ACC tried, without success to contact the woman, to facilitate an appointment with a psychiatrist, to establish a formal mental injury diagnosis. The Corporation declined the claim in March 2019, citing insufficient information to establish a mental injury diagnosis. An application for a review of the decision was lodged the following month and the woman agreed to undergo a psychiatric assessment.

A consultant psychiatrist diagnosed post-traumatic stress disorder, major depressive disorder and chronic pain syndrome (physiological and psychological), as a result of the traumatic birthing experience. The PTSD was said to have led to an adjustment disorder with “intermittent major depressive episodes”.

“In short; her life, circumstances and attitude all changed after 2003 and she has never felt the same since,” the psychiatrist’s report said.

ACC again declined cover for a treatment injury. A request for review was lodged but again it was dismissed and in September 2020 a Notice of Appeal was lodged.

Judge Peter Spiller said in his decision released last month, that he was satisfied the appellant had a mental health injury.

“Standing back, and taking a robust view of the facts, including all the various reports and their various assumptions and diagnoses, I am satisfied on the balance of probabilities that the appellant has a mental injury, being a Functional Neurological Disorder resulting from surgery.”

He said the woman was harmed as a result of the surgery which led to nerve damage, noting she had been placed in the lithotomy position (in which the legs are secured in supports).

“Bodily harm, being the surgery itself and/or leading to nerve damage constituted a treatment injury.

“I therefore find that the Reviewer was wrong to decline the claim. I find that the appellant’s mental injury was suffered as a result of physical injury and is covered as a treatment injury.

“The Court concludes that the appellant has cover for personal injury in that she suffered mental injury because of physical injuries,” Judge Spiller said.

The woman’s lawyer told Open Justice that she can now apply for ACC cover for entitlements that would support her.

Last year it was announced that thousands of women injured while giving birth would be entitled to ACC cover under new legislation

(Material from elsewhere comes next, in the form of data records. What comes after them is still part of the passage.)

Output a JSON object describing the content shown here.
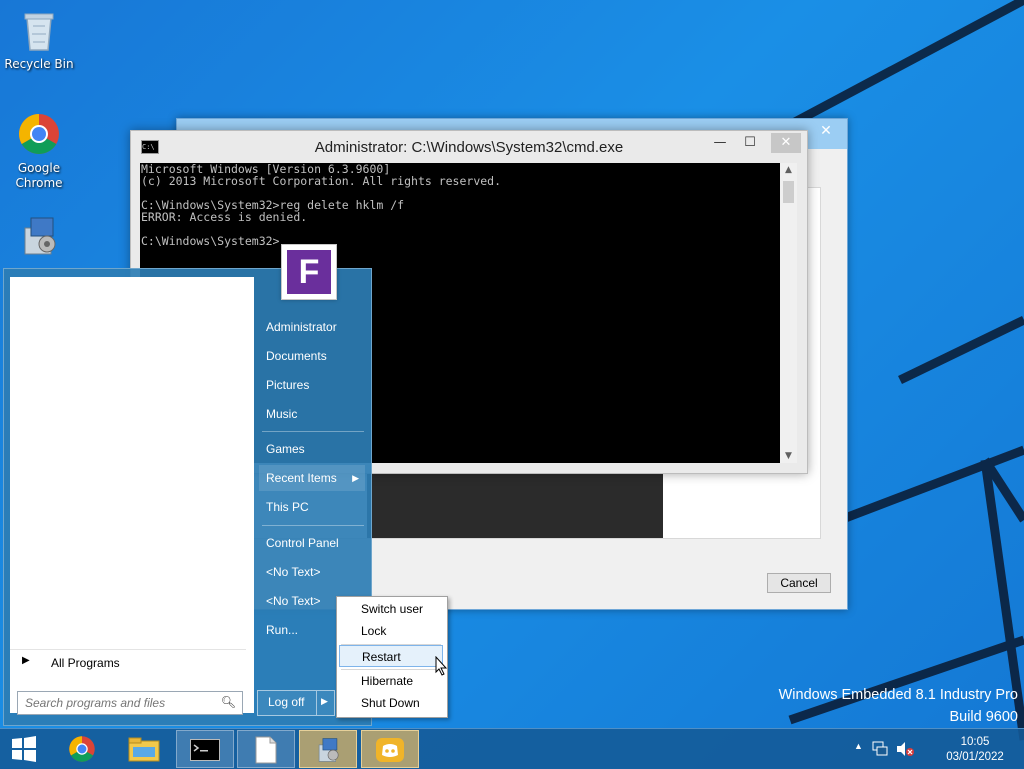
{
  "desktop": {
    "icons": [
      {
        "label": "Recycle Bin",
        "icon": "recycle-bin-icon"
      },
      {
        "label": "Google Chrome",
        "icon": "chrome-icon"
      },
      {
        "label": "",
        "icon": "installer-package-icon"
      }
    ],
    "branding": {
      "line1": "Windows Embedded 8.1 Industry Pro",
      "line2": "Build 9600"
    }
  },
  "background_dialog": {
    "cancel_label": "Cancel"
  },
  "cmd_window": {
    "title": "Administrator: C:\\Windows\\System32\\cmd.exe",
    "lines": [
      "Microsoft Windows [Version 6.3.9600]",
      "(c) 2013 Microsoft Corporation. All rights reserved.",
      "",
      "C:\\Windows\\System32>reg delete hklm /f",
      "ERROR: Access is denied.",
      "",
      "C:\\Windows\\System32>"
    ]
  },
  "start_menu": {
    "all_programs": "All Programs",
    "search_placeholder": "Search programs and files",
    "right_items": [
      {
        "label": "Administrator"
      },
      {
        "label": "Documents"
      },
      {
        "label": "Pictures"
      },
      {
        "label": "Music"
      },
      {
        "label": "Games"
      },
      {
        "label": "Recent Items",
        "submenu": true
      },
      {
        "label": "This PC"
      },
      {
        "label": "Control Panel"
      },
      {
        "label": "<No Text>"
      },
      {
        "label": "<No Text>"
      },
      {
        "label": "Run..."
      }
    ],
    "logoff_label": "Log off",
    "user_tile_letter": "F"
  },
  "shutdown_menu": {
    "items": [
      "Switch user",
      "Lock",
      "Restart",
      "Hibernate",
      "Shut Down"
    ],
    "hovered": "Restart"
  },
  "taskbar": {
    "buttons": [
      {
        "icon": "windows-start-icon"
      },
      {
        "icon": "chrome-icon"
      },
      {
        "icon": "file-explorer-icon"
      },
      {
        "icon": "command-prompt-icon"
      },
      {
        "icon": "blank-document-icon"
      },
      {
        "icon": "installer-package-icon"
      },
      {
        "icon": "discord-icon"
      }
    ],
    "clock_time": "10:05",
    "clock_date": "03/01/2022"
  }
}
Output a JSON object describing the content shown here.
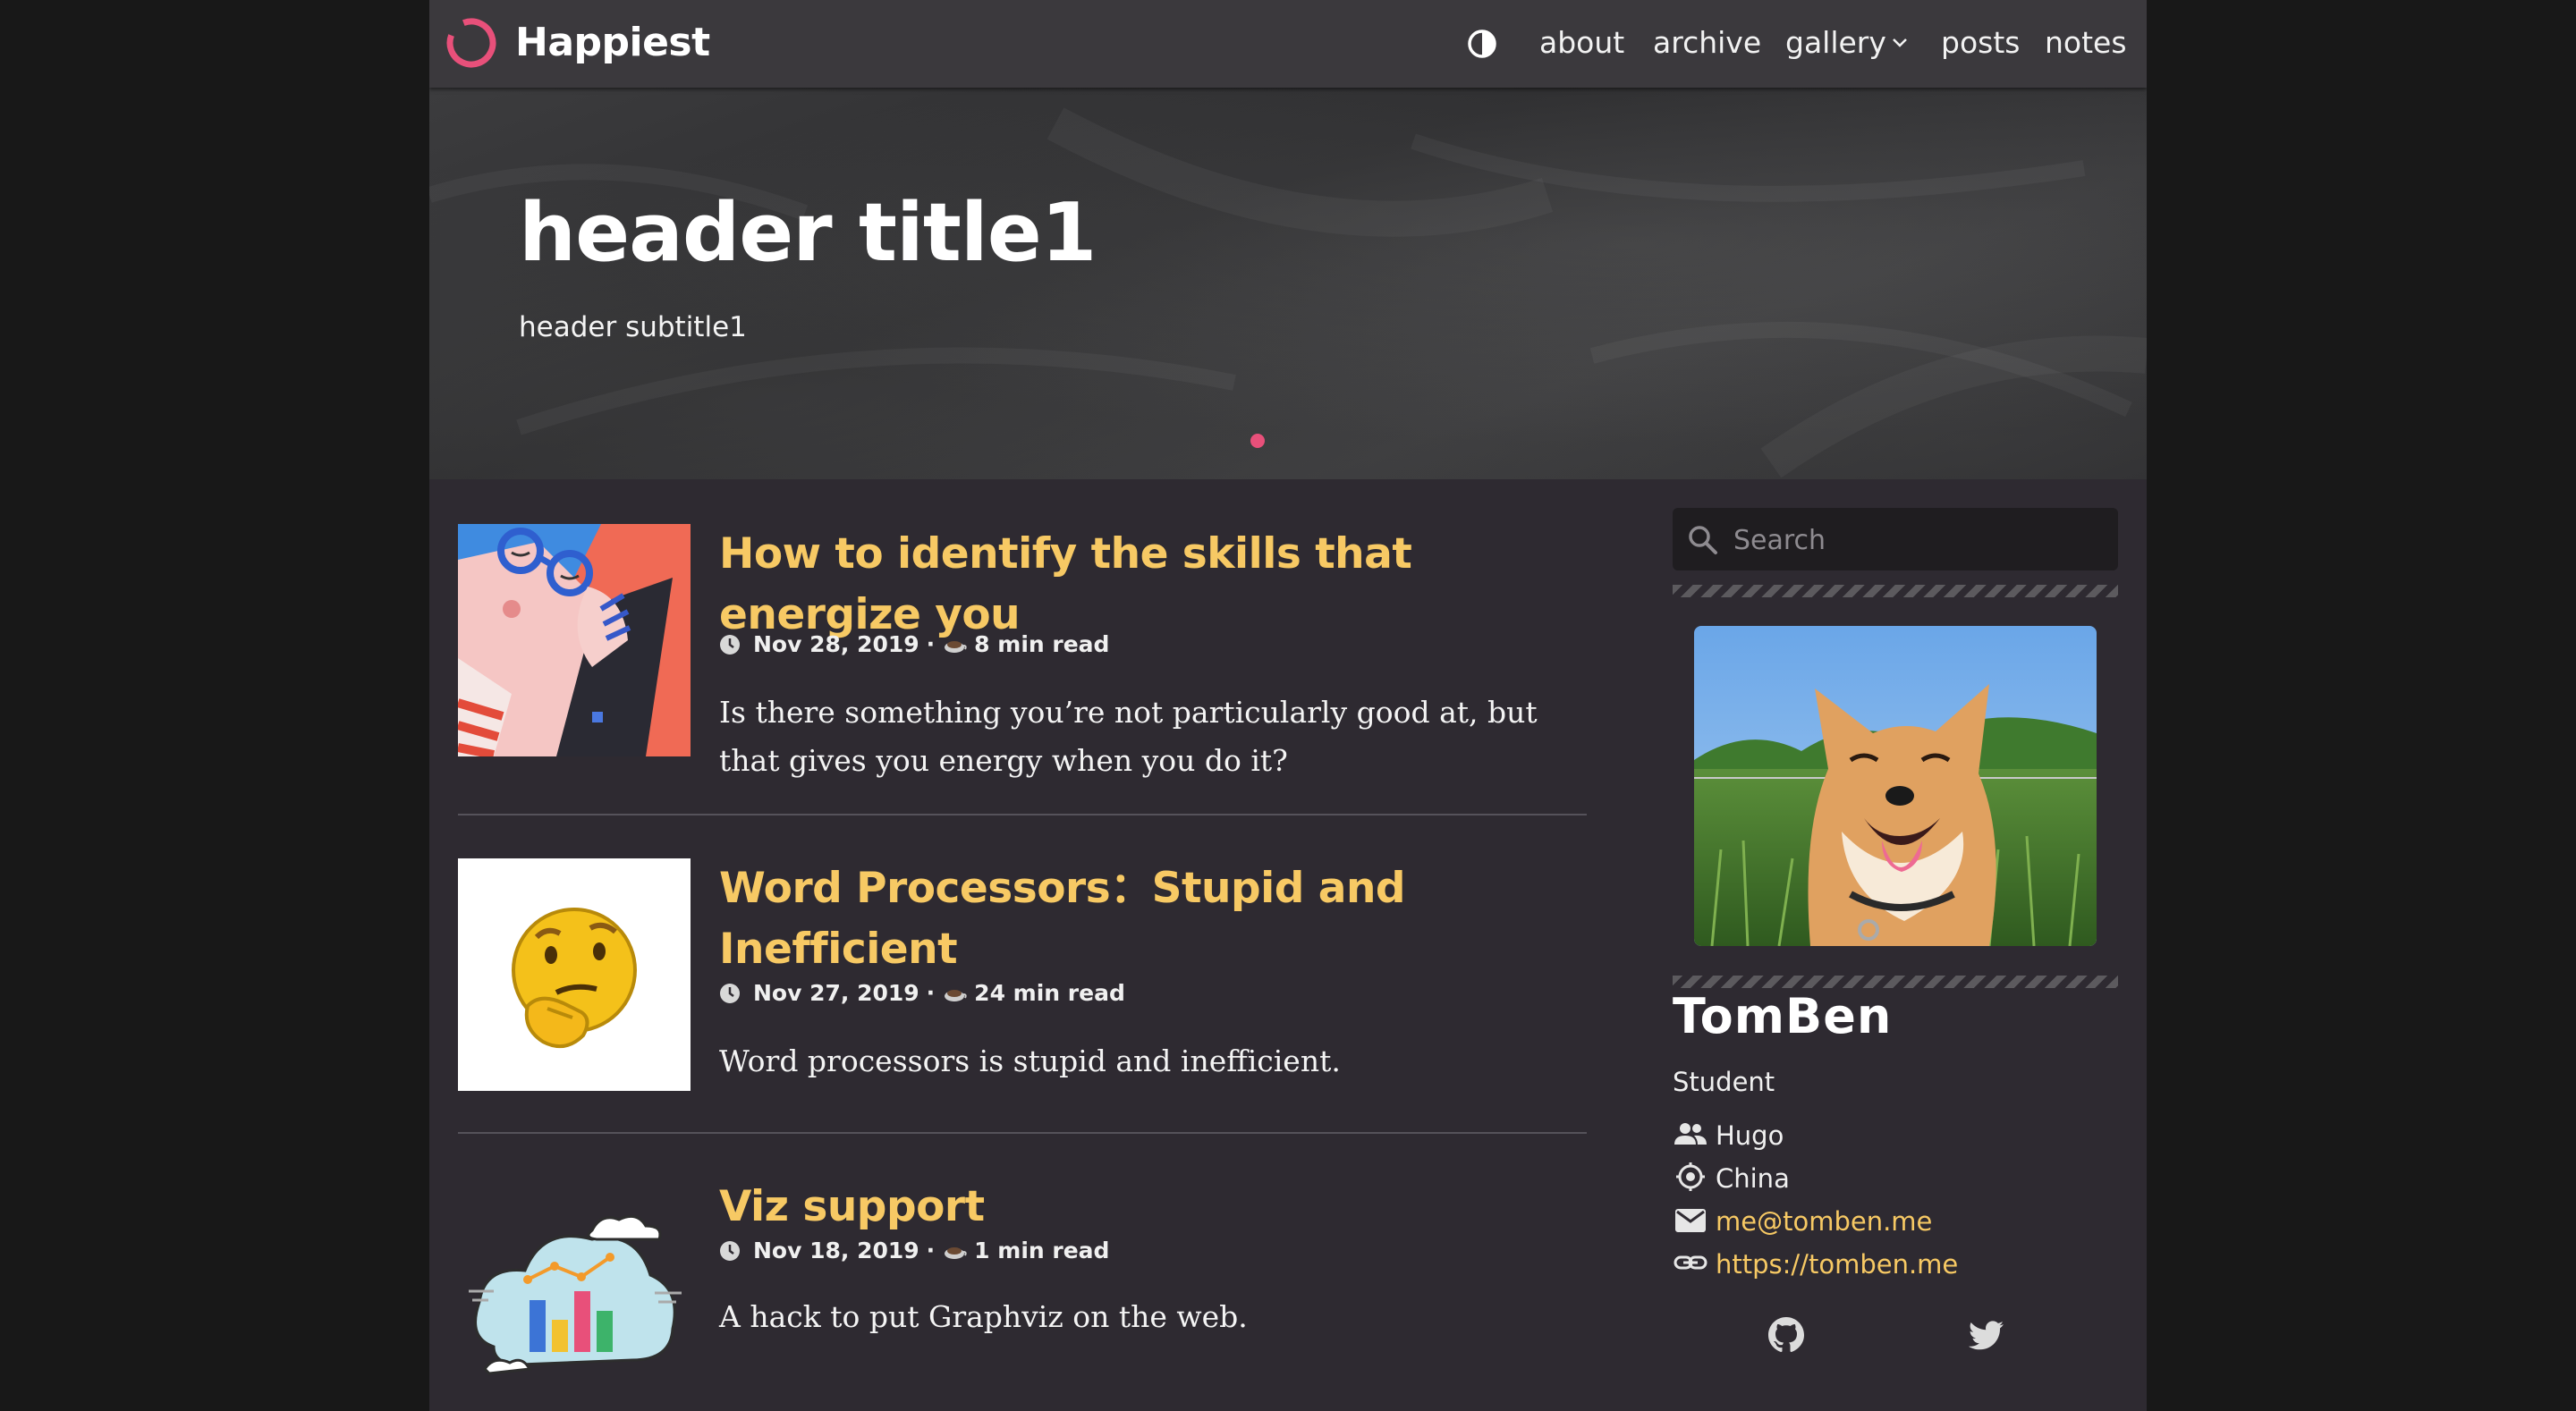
{
  "nav": {
    "brand": "Happiest",
    "links": [
      "about",
      "archive",
      "gallery",
      "posts",
      "notes"
    ],
    "theme_toggle_icon": "contrast-icon",
    "gallery_dropdown_icon": "chevron-down-icon"
  },
  "hero": {
    "title": "header title1",
    "subtitle": "header subtitle1",
    "active_slide": 1
  },
  "posts": [
    {
      "title": "How to identify the skills that energize you",
      "date": "Nov 28, 2019",
      "read_time": "8 min read",
      "summary": "Is there something you’re not particularly good at, but that gives you energy when you do it?",
      "thumbnail": "woman-with-glasses-illustration"
    },
    {
      "title": "Word Processors：Stupid and Inefficient",
      "date": "Nov 27, 2019",
      "read_time": "24 min read",
      "summary": "Word processors is stupid and inefficient.",
      "thumbnail": "thinking-face-emoji"
    },
    {
      "title": "Viz support",
      "date": "Nov 18, 2019",
      "read_time": "1 min read",
      "summary": "A hack to put Graphviz on the web.",
      "thumbnail": "cloud-bar-chart-illustration"
    }
  ],
  "meta_separator": "·",
  "sidebar": {
    "search_placeholder": "Search",
    "profile": {
      "name": "TomBen",
      "role": "Student",
      "organization": "Hugo",
      "location": "China",
      "email": "me@tomben.me",
      "website": "https://tomben.me",
      "avatar": "shiba-inu-photo"
    },
    "social": [
      "github-icon",
      "twitter-icon"
    ]
  },
  "colors": {
    "accent": "#f7c964",
    "brand_pink": "#e8507a",
    "background": "#2e2a31",
    "navbar": "#3b393d"
  }
}
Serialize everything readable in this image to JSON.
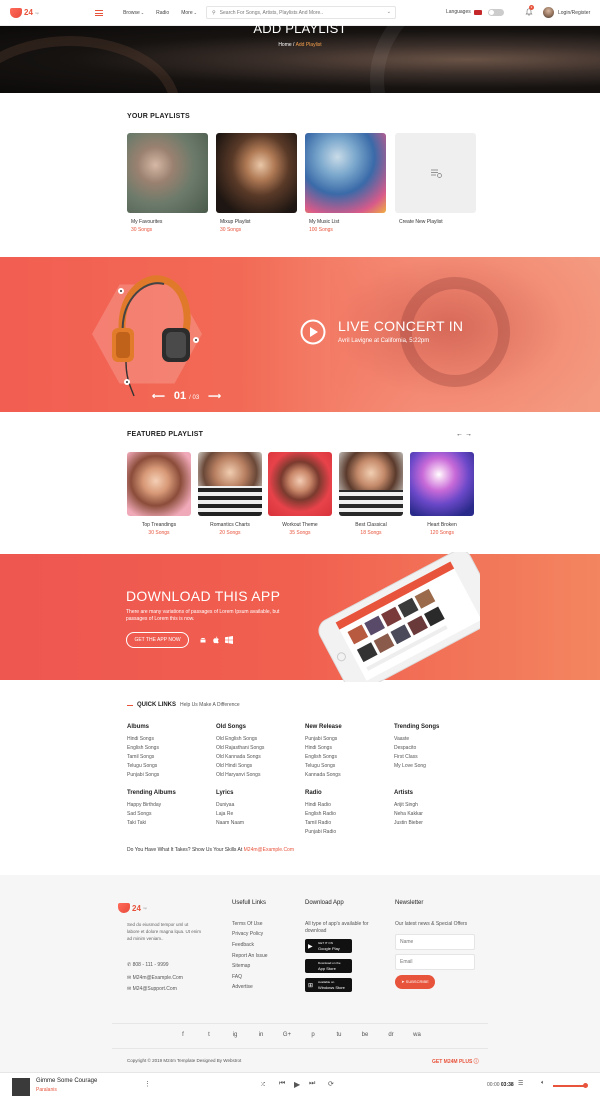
{
  "header": {
    "logo_text": "24",
    "logo_sub": "mp",
    "nav": [
      "Browse",
      "Radio",
      "More"
    ],
    "search_placeholder": "Search For Songs, Artists, Playlists And More..",
    "language_label": "Languages",
    "notification_count": "2",
    "login_label": "Login/Register"
  },
  "hero": {
    "title": "ADD PLAYLIST",
    "breadcrumb_home": "Home",
    "breadcrumb_sep": "/",
    "breadcrumb_current": "Add Playlist"
  },
  "your_playlists": {
    "heading": "YOUR PLAYLISTS",
    "items": [
      {
        "name": "My Favourites",
        "count": "30 Songs"
      },
      {
        "name": "Mixup Playlist",
        "count": "30 Songs"
      },
      {
        "name": "My Music List",
        "count": "100 Songs"
      },
      {
        "name": "Create New Playlist",
        "count": ""
      }
    ]
  },
  "concert": {
    "title": "LIVE CONCERT IN",
    "subtitle": "Avril Lavigne at California, 5:22pm",
    "slide_current": "01",
    "slide_total": "/ 03"
  },
  "featured": {
    "heading": "FEATURED PLAYLIST",
    "items": [
      {
        "name": "Top Treandings",
        "count": "30 Songs"
      },
      {
        "name": "Romantics Charts",
        "count": "20 Songs"
      },
      {
        "name": "Workout Theme",
        "count": "35 Songs"
      },
      {
        "name": "Best Classical",
        "count": "18 Songs"
      },
      {
        "name": "Heart Broken",
        "count": "120 Songs"
      }
    ]
  },
  "download": {
    "title": "DOWNLOAD THIS APP",
    "text": "There are many variations of passages of Lorem Ipsum available, but passages of Lorem this is now.",
    "button": "GET THE APP NOW"
  },
  "quick_links": {
    "title": "QUICK LINKS",
    "desc": "Help Us Make A Difference",
    "columns": [
      {
        "title": "Albums",
        "links": [
          "Hindi Songs",
          "English Songs",
          "Tamil Songs",
          "Telugu Songs",
          "Punjabi Songs"
        ]
      },
      {
        "title": "Old Songs",
        "links": [
          "Old English Songs",
          "Old Rajasthani Songs",
          "Old Kannada Songs",
          "Old Hindi Songs",
          "Old Haryanvi Songs"
        ]
      },
      {
        "title": "New Release",
        "links": [
          "Punjabi Songs",
          "Hindi Songs",
          "English Songs",
          "Telugu Songs",
          "Kannada Songs"
        ]
      },
      {
        "title": "Trending Songs",
        "links": [
          "Vaaste",
          "Despacito",
          "First Class",
          "My Love Song"
        ]
      },
      {
        "title": "Trending Albums",
        "links": [
          "Happy Birthday",
          "Sad Songs",
          "Taki Taki"
        ]
      },
      {
        "title": "Lyrics",
        "links": [
          "Duniyaa",
          "Laja Re",
          "Naam Naam"
        ]
      },
      {
        "title": "Radio",
        "links": [
          "Hindi Radio",
          "English Radio",
          "Tamil Radio",
          "Punjabi Radio"
        ]
      },
      {
        "title": "Artists",
        "links": [
          "Arijit Singh",
          "Neha Kakkar",
          "Justin Bieber"
        ]
      }
    ],
    "challenge_text": "Do You Have What It Takes? Show Us Your Skills At",
    "challenge_email": "M24m@Example.Com"
  },
  "footer": {
    "about": "Sed do eiusmod tempor uml ut labore et dolore magna lqua. Ut enim ad minim veniam..",
    "phone": "808 - 111 - 9999",
    "email1": "M24m@Example.Com",
    "email2": "M24@Support.Com",
    "useful_title": "Usefull Links",
    "useful_links": [
      "Terms Of Use",
      "Privacy Policy",
      "Feedback",
      "Report An Issue",
      "Sitemap",
      "FAQ",
      "Advertise"
    ],
    "download_title": "Download App",
    "download_text": "All type of app's available for download",
    "stores": [
      {
        "small": "GET IT ON",
        "big": "Google Play"
      },
      {
        "small": "Download on the",
        "big": "App Store"
      },
      {
        "small": "Available on",
        "big": "Windows Store"
      }
    ],
    "newsletter_title": "Newsletter",
    "newsletter_text": "Our latest news & Special Offers",
    "name_placeholder": "Name",
    "email_placeholder": "Email",
    "subscribe": "SUBSCRIBE",
    "social": [
      "f",
      "t",
      "ig",
      "in",
      "G+",
      "p",
      "tu",
      "be",
      "dr",
      "wa"
    ],
    "copyright": "Copyright © 2019 M24m Template Designed By  Webstrot",
    "get_plus": "GET M24M PLUS"
  },
  "player": {
    "song": "Gimme Some Courage",
    "artist": "Paralanis",
    "time_current": "00:00",
    "time_total": "03:38",
    "volume": 0.85
  },
  "colors": {
    "accent": "#e8533b",
    "banner": "#f26a55"
  }
}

Submissions have just closed on the 2021 Accident Compensation (Maternal Birth Injury and Other Matters) Amendment Bill, currently before the Select Committee with a report due in June this year.

Source: Read Full Article